Prompt
Once the records below have been read, copy them all out exactly.

--- START ---

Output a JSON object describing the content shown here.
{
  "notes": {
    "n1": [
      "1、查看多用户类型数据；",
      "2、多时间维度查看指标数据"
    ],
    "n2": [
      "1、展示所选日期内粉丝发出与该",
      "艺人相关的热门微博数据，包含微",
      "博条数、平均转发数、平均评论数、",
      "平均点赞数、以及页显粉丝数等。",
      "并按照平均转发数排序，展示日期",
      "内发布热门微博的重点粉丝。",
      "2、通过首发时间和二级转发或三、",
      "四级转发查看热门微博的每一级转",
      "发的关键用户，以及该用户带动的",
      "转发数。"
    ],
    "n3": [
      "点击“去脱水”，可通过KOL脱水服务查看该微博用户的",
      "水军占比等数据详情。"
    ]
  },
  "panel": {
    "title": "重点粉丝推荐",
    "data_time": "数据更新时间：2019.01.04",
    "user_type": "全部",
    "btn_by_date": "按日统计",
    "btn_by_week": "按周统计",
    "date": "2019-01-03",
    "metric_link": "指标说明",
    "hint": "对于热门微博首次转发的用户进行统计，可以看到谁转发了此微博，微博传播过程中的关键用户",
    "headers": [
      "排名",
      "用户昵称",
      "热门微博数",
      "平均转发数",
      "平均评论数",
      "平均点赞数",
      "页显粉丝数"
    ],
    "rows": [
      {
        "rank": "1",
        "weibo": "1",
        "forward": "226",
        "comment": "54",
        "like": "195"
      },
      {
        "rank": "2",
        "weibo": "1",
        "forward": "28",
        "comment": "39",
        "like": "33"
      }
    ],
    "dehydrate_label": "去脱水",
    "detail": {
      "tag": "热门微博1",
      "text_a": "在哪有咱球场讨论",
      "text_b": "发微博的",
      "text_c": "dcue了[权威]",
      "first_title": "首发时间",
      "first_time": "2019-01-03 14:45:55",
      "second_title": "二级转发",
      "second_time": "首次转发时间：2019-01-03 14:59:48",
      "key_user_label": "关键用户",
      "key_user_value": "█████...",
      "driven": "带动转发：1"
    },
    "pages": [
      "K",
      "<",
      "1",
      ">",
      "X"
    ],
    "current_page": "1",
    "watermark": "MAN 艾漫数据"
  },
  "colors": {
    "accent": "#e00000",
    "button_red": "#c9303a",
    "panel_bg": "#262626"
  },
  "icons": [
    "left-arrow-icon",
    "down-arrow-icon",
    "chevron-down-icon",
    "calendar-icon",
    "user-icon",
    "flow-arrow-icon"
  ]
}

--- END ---

Response to the task
Output a JSON object describing the content shown here.
{
  "notes": {
    "n1": [
      "1、查看多用户类型数据；",
      "2、多时间维度查看指标数据"
    ],
    "n2": [
      "1、展示所选日期内粉丝发出与该",
      "艺人相关的热门微博数据，包含微",
      "博条数、平均转发数、平均评论数、",
      "平均点赞数、以及页显粉丝数等。",
      "并按照平均转发数排序，展示日期",
      "内发布热门微博的重点粉丝。",
      "2、通过首发时间和二级转发或三、",
      "四级转发查看热门微博的每一级转",
      "发的关键用户，以及该用户带动的",
      "转发数。"
    ],
    "n3": [
      "点击“去脱水”，可通过KOL脱水服务查看该微博用户的",
      "水军占比等数据详情。"
    ]
  },
  "panel": {
    "title": "重点粉丝推荐",
    "data_time": "数据更新时间：2019.01.04",
    "user_type": "全部",
    "btn_by_date": "按日统计",
    "btn_by_week": "按周统计",
    "date": "2019-01-03",
    "metric_link": "指标说明",
    "hint": "对于热门微博首次转发的用户进行统计，可以看到谁转发了此微博，微博传播过程中的关键用户",
    "headers": [
      "排名",
      "用户昵称",
      "热门微博数",
      "平均转发数",
      "平均评论数",
      "平均点赞数",
      "页显粉丝数"
    ],
    "rows": [
      {
        "rank": "1",
        "weibo": "1",
        "forward": "226",
        "comment": "54",
        "like": "195"
      },
      {
        "rank": "2",
        "weibo": "1",
        "forward": "28",
        "comment": "39",
        "like": "33"
      }
    ],
    "dehydrate_label": "去脱水",
    "detail": {
      "tag": "热门微博1",
      "text_a": "在哪有咱球场讨论",
      "text_b": "发微博的",
      "text_c": "dcue了[权威]",
      "first_title": "首发时间",
      "first_time": "2019-01-03 14:45:55",
      "second_title": "二级转发",
      "second_time": "首次转发时间：2019-01-03 14:59:48",
      "key_user_label": "关键用户",
      "key_user_value": "█████...",
      "driven": "带动转发：1"
    },
    "pages": [
      "K",
      "<",
      "1",
      ">",
      "X"
    ],
    "current_page": "1",
    "watermark": "MAN 艾漫数据"
  },
  "colors": {
    "accent": "#e00000",
    "button_red": "#c9303a",
    "panel_bg": "#262626"
  },
  "icons": [
    "left-arrow-icon",
    "down-arrow-icon",
    "chevron-down-icon",
    "calendar-icon",
    "user-icon",
    "flow-arrow-icon"
  ]
}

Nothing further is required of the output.